“I was a noisy, obnoxious teenager and I was very much into big sounds, not so much about the picture. If anyone came to visit me, my parents would say ‘just follow the noise down the hall’ and there I was.”
A career in technology was always destined to follow but his first role ended up being in imaging, photographics and later video with a number of retail outlets. It was during that time that he hit upon a simple way to enhance connectivity.
“Just changing the cables was sometimes the cheapest and most effective way of upgrading and enhancing a system and improving reliability and performance. So I started looking into that more and more, and becoming a bit of a cable nerd. Most of the industry doesn’t get excited about cables; rather, they’re just one of those necessary things.”
His interest in cables and connectivity lead him into his next venture, the founding of cable company Kordz, where he subsequently became an adopter of the HDMI Specification when it was still relatively new in the mid-noughties.
“I got a quantity of HDMI cables and thought ‘this thing could go somewhere’ and it was very successful. At that point, I thought that if I was going to do it, I had to do it properly and sign up to the standards, get the spec, and do it right.”
However, as HDMI became commoditised, it became harder to shout above companies with bigger marketing budgets than that of Kordz. A flood of inferior products saw failures starting to happen throughout the industry and HDMI became despised by integrators.
“We were making cables properly, to spec, because you can’t build a product if you don’t know what it’s supposed to do – that’s flying blind. And yet, it’s amazing
how many manufacturers and brands out there were doing exactly that.
“For us, the question was ‘how do we get the message out there that we’re actually doing it right when others have massive marketing budgets and they’re
outselling us, even though we know that their stuff is inferior. The answer for me was education.”

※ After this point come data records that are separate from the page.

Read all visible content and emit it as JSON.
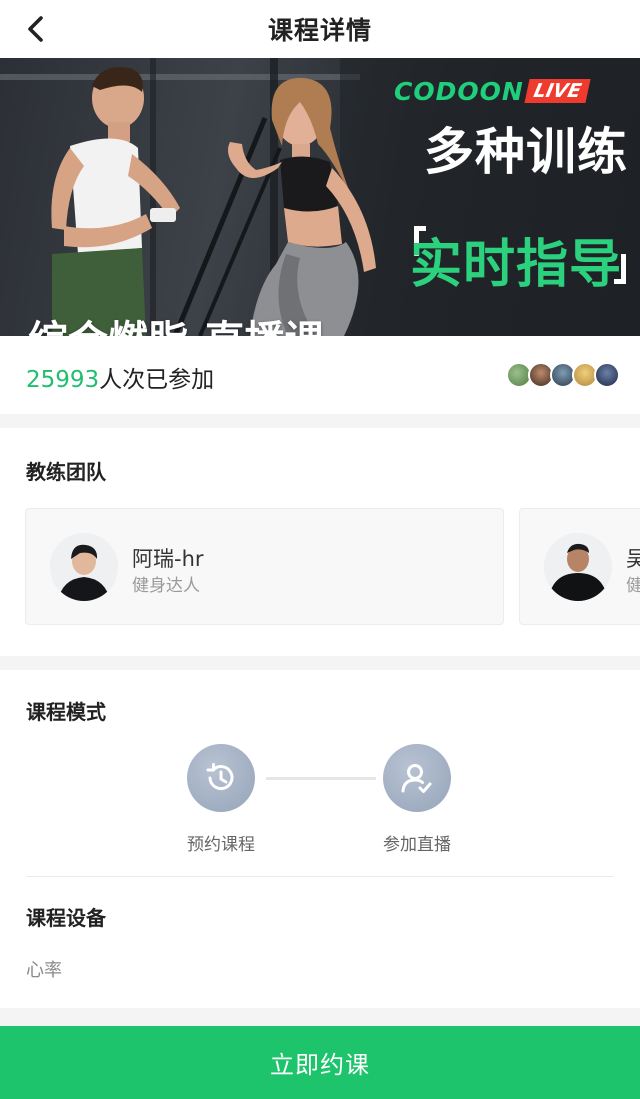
{
  "header": {
    "title": "课程详情",
    "back_icon": "chevron-left-icon"
  },
  "banner": {
    "brand_main": "CODOON",
    "brand_badge": "LIVE",
    "tagline_1": "多种训练",
    "tagline_2": "实时指导",
    "course_name": "综合燃脂-直播课",
    "colors": {
      "brand_green": "#1fcf7c",
      "badge_red": "#ef3b2d",
      "tagline_green": "#2bd17d"
    }
  },
  "participants": {
    "count": "25993",
    "suffix": "人次已参加"
  },
  "coaches": {
    "title": "教练团队",
    "items": [
      {
        "name": "阿瑞-hr",
        "role": "健身达人"
      },
      {
        "name": "吴",
        "role": "健"
      }
    ]
  },
  "mode": {
    "title": "课程模式",
    "steps": [
      {
        "label": "预约课程",
        "icon": "clock-history-icon"
      },
      {
        "label": "参加直播",
        "icon": "user-check-icon"
      }
    ]
  },
  "equipment": {
    "title": "课程设备",
    "value": "心率"
  },
  "footer": {
    "button_label": "立即约课",
    "color": "#1ec46c"
  }
}
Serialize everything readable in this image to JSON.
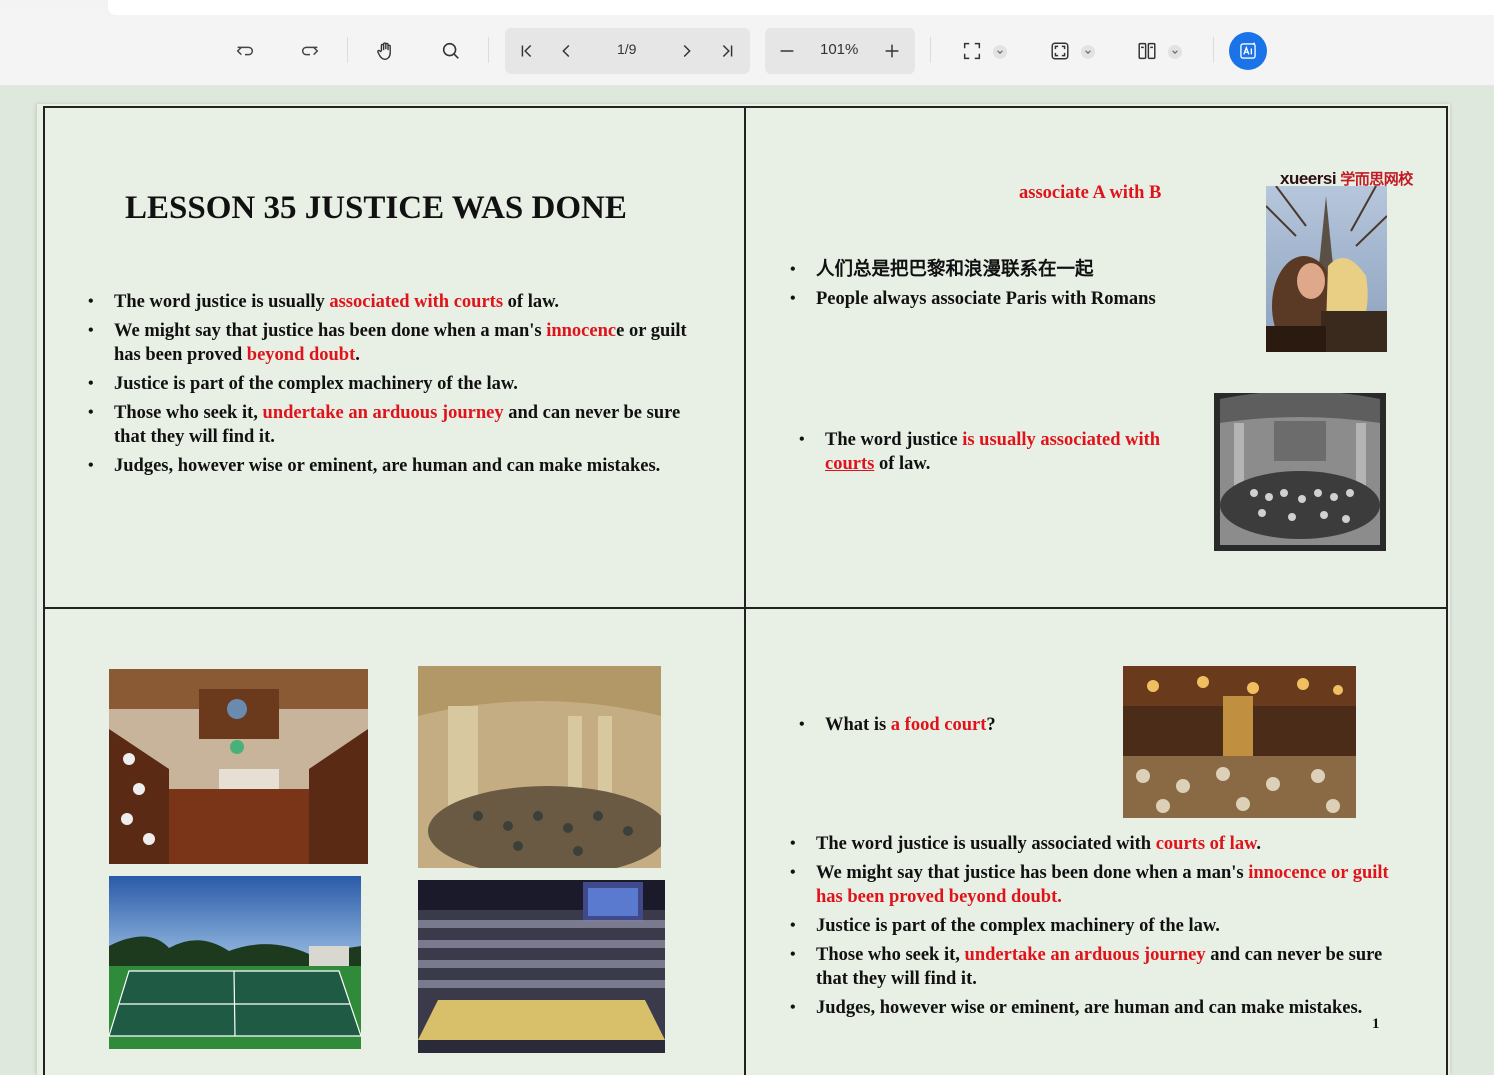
{
  "toolbar": {
    "page_indicator": "1/9",
    "zoom_level": "101%",
    "accent_color": "#1a73e8",
    "icons": [
      "undo-icon",
      "redo-icon",
      "hand-tool-icon",
      "search-icon",
      "first-page-icon",
      "prev-page-icon",
      "next-page-icon",
      "last-page-icon",
      "zoom-out-icon",
      "zoom-in-icon",
      "fullscreen-icon",
      "fit-page-icon",
      "two-page-view-icon",
      "ai-assistant-icon"
    ]
  },
  "document": {
    "lesson_title": "LESSON 35  JUSTICE WAS DONE",
    "left_bullets": [
      {
        "segments": [
          {
            "t": "The word justice is usually ",
            "red": false
          },
          {
            "t": "associated with courts",
            "red": true
          },
          {
            "t": " of law.",
            "red": false
          }
        ]
      },
      {
        "segments": [
          {
            "t": "We might say that justice has been done when a man's ",
            "red": false
          },
          {
            "t": "innocenc",
            "red": true
          },
          {
            "t": "e or guilt has been proved ",
            "red": false
          },
          {
            "t": "beyond doubt",
            "red": true
          },
          {
            "t": ".",
            "red": false
          }
        ]
      },
      {
        "segments": [
          {
            "t": "Justice is part of the complex machinery of the law.",
            "red": false
          }
        ]
      },
      {
        "segments": [
          {
            "t": "Those who seek it, ",
            "red": false
          },
          {
            "t": "undertake an arduous journey",
            "red": true
          },
          {
            "t": " and can never be sure that they will find it.",
            "red": false
          }
        ]
      },
      {
        "segments": [
          {
            "t": "Judges, however wise or eminent, are human and can make mistakes.",
            "red": false
          }
        ]
      }
    ],
    "associate_heading": "associate A with B",
    "logo_latin": "xueersi",
    "logo_chinese": "学而思网校",
    "associate_bullets": [
      {
        "segments": [
          {
            "t": "人们总是把巴黎和浪漫联系在一起",
            "red": false
          }
        ]
      },
      {
        "segments": [
          {
            "t": "People always associate Paris with Romans",
            "red": false
          }
        ]
      }
    ],
    "justice_bullet": [
      {
        "segments": [
          {
            "t": "The word justice ",
            "red": false
          },
          {
            "t": "is usually associated with ",
            "red": true
          },
          {
            "t": "courts",
            "red": true,
            "underline": true
          },
          {
            "t": " of law.",
            "red": false
          }
        ]
      }
    ],
    "food_court_bullet": [
      {
        "segments": [
          {
            "t": "What is ",
            "red": false
          },
          {
            "t": "a food court",
            "red": true
          },
          {
            "t": "?",
            "red": false
          }
        ]
      }
    ],
    "right_bullets": [
      {
        "segments": [
          {
            "t": "The word justice is usually associated with ",
            "red": false
          },
          {
            "t": "courts of law",
            "red": true
          },
          {
            "t": ".",
            "red": false
          }
        ]
      },
      {
        "segments": [
          {
            "t": "We might say that justice has been done when a man's ",
            "red": false
          },
          {
            "t": "innocence or guilt has been proved beyond doubt.",
            "red": true
          }
        ]
      },
      {
        "segments": [
          {
            "t": "Justice is part of the complex machinery of the law.",
            "red": false
          }
        ]
      },
      {
        "segments": [
          {
            "t": "Those who seek it, ",
            "red": false
          },
          {
            "t": "undertake an arduous journey",
            "red": true
          },
          {
            "t": " and can never be sure that they will find it.",
            "red": false
          }
        ]
      },
      {
        "segments": [
          {
            "t": "Judges, however wise or eminent, are human and can make mistakes.",
            "red": false
          }
        ]
      }
    ],
    "page_number": "1",
    "accent_red": "#e0131b"
  }
}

In 2007, David wrote and presented his first course on HDMI as a volunteer subject matter expert at the CEDIA Expo on the Gold Coast, a move that set him
off on a journey in education and training that he could never have imagined. He admits that, at the time, he became a volunteer with a little element of self interest as it was his method of marketing against other companies.
“I became an evangelist for the truth to explain what was happening and hopefully people would gain some trust, and then some confidence in the product and want to use it because they realise there’s actually some engineering science gone into it rather than just marketing.”
More recently, after 13 years in Kordz and gaining more interest in research and education, David accepted a fulltime role with CEDIA.
“It all started with HDMI but it grew into something a whole lot bigger, and I just wanted to share what I learned. People ask me what I do and I tell them ‘I’m a
technology distillery’ – I read, what would be to most people, super boring white papers and specifications and distil it down to what people need to know.”
David says that keeping a finger on the pulse of standards is relentless as it is an area that is changing dramatically and is, in certain respects, struggling to keep up with technology rather than paving the way for it.
“The curve in technological advancement is going at breakneck speed – it’s hard to keep up with what’s happening. Infrastructure cabling is a big one. You could be pulling cable in a building that won’t be plugged in until next year but is expected to work for the foreseeable future. It could well be that, at the standards level, it could be out outmoded by then. This is actually happening right now.”
David says that by volunteering with CEDIA he has gained so much in terms of connections, rapport and friendships, adding that it has enabled him to turn
what he liked to occasionally into a fulltime job.
“I don’t feel like I’m working. I do what I enjoy and what I actually want to do. And now I feel like I’m being honoured for really just doing what I enjoy.”